March 2, 2016

Preserving Your Patience on the Job

Stressed tired healthcare worker sitting on floor

Health care traveling is an extremely rewarding career offering the opportunity to touch countless lives. But those “feel good” moments will be hard-earned, as you will assuredly have your patience pushed to its very limit on a regular basis.

There are a lot of situations travelers run into regularly that can test their patience. Many times it can be a complaining patient, a pushy family member, or a short-tempered hospital staff member. Other times it could be as simple as the traveler’s existing stress level or lack of rest. No matter the situation, travelers still have the obligation to be knowledgeable, level-headed caregivers to each of their patients. Read below for some important tips and factors to consider when your patience may be wearing thin.

Develop Tough Skin

While this may seem like simple advice from the grade school playground, having a thick outer layer can come in handy when you’re a traveler. Many of the unpleasant encounters you’ll face, whether with patients, family members, or other staff, are spurred by situations completely out of your control and are rarely personal. Hospitals can be high-pressure environments for all involved, and unfortunately, people sometimes let that ensuing stress and aggression out on the nearest person. Remember that they are likely just projecting their feelings of fear and uncertainty onto you, and it has nothing to do with you personally or your work. You can also read our top tips to destress after work.

Carefully Set Boundaries with Patients

There will always be those patients and their family members that test your limits. When you encounter exceptionally difficult people who treat you inappropriately, whether by using abusive language or expecting you to be their servant, it is important to calmly but firmly set boundaries. With patients, insist that you be treated with respect, just as you are treating them with respect. Practice strong, clear phrases you can use in high-stress situations like, “Help me understand exactly what is wrong,” or “I will not tolerate this behavior.” Use communication to diffuse the situation by asking about the patient’s feelings and fears. Many times, a patient’s aggressiveness can be attributed to what they are feeling. Threatening and disruptive behavior are two types of workplace violence. Physical violence, harassment, and intimidation are others. As a proactive measure, discuss safety protocols with your recruiter, agency, and/or facility.

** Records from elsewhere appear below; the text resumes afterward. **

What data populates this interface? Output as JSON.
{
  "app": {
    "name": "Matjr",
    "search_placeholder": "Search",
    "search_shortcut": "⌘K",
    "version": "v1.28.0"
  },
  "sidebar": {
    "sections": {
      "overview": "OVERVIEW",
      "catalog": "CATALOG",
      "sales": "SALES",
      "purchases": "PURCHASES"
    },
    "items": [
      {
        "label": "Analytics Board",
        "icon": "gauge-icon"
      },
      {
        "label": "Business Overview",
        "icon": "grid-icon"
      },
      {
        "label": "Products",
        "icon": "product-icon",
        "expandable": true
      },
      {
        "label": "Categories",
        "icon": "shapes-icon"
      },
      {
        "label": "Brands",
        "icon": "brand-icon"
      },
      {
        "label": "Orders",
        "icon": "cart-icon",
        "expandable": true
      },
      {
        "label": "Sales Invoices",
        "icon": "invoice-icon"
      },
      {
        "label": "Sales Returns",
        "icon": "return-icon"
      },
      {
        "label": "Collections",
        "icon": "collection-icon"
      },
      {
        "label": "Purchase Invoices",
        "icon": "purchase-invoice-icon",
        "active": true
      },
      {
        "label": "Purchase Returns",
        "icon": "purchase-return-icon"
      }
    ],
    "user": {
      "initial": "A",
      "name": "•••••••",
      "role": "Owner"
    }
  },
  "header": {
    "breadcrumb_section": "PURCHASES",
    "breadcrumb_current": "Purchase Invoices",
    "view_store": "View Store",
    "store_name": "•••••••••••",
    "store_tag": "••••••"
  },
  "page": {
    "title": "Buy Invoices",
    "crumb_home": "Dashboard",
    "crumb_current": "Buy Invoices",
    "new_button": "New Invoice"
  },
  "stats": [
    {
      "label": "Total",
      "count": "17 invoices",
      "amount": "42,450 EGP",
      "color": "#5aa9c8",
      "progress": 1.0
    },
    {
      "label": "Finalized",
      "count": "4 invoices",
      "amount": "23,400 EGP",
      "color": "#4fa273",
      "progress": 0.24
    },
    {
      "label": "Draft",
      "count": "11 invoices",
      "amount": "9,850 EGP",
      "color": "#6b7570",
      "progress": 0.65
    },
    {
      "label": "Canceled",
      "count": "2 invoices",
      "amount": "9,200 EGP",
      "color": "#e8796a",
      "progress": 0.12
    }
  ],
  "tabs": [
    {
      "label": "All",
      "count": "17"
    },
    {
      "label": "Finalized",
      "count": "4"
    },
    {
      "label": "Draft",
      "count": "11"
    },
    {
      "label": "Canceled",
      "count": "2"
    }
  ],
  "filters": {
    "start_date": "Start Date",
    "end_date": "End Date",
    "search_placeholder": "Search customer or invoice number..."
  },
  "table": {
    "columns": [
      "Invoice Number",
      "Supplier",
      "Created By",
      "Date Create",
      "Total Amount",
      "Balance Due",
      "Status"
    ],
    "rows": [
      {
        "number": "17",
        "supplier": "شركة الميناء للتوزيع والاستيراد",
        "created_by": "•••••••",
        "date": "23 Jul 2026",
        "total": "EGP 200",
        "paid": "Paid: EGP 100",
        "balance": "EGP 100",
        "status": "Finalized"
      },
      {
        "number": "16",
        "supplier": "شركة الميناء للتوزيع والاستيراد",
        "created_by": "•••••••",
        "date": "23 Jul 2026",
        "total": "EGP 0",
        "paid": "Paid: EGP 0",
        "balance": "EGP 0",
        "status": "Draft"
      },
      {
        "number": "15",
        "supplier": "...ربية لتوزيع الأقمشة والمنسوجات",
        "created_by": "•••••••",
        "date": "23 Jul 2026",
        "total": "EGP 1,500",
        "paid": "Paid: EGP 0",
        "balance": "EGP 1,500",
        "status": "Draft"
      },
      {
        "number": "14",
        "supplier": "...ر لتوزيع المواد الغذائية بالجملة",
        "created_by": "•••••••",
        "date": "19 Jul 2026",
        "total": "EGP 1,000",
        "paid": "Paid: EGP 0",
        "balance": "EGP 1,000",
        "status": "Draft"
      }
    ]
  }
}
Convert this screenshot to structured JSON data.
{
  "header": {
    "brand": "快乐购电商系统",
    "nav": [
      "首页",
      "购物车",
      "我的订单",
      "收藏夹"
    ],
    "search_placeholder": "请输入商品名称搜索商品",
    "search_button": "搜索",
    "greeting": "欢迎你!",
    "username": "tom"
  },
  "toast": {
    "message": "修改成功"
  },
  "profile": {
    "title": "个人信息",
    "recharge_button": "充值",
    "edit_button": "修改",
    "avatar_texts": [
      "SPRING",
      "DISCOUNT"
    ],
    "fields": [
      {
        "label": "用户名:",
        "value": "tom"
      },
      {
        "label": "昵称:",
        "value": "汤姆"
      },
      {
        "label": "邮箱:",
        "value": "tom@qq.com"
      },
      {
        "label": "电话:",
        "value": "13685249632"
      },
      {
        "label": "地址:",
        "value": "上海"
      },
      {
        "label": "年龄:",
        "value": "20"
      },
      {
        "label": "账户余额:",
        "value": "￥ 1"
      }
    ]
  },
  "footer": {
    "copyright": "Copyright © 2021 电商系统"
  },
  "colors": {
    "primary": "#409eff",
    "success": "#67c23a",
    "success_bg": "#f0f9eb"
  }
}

You should receive clear guidance on how to respond if faced with workplace violence while on assignment.

Always Remain Calm

No matter what situation you find yourself in, the most important thing you can do for yourself and your patients is to remain calm. When you keep a calm, level head, you’re better able to make rational decisions that lead to a positive outcome – and avoid saying things you’ll regret later. Your patients will have more faith in your abilities and feel that you are in control if you do not appear to be agitated or upset. In extreme cases, it may be beneficial to leave the room or just turn your back, count to 10, and gather yourself before returning to the situation.

Take Care of Yourself

Travelers work difficult, demanding schedules that don’t always allow for proper breaks. When your shifts are over, make sure to take good care of your mind and body. As your schedule allows, get proper rest and eat a healthful diet. In your free time, spend time doing activities that build you up and replenish your mental energy. Explore your new city on your own, make plans with new friends, or connect with loved ones at home for an extra boost.

Your traveling career will have its fair share of stressful days, but if you do your best to nurture your patience and take care of yourself, you can make it through even the toughest days and make a huge difference in the lives of so many patients.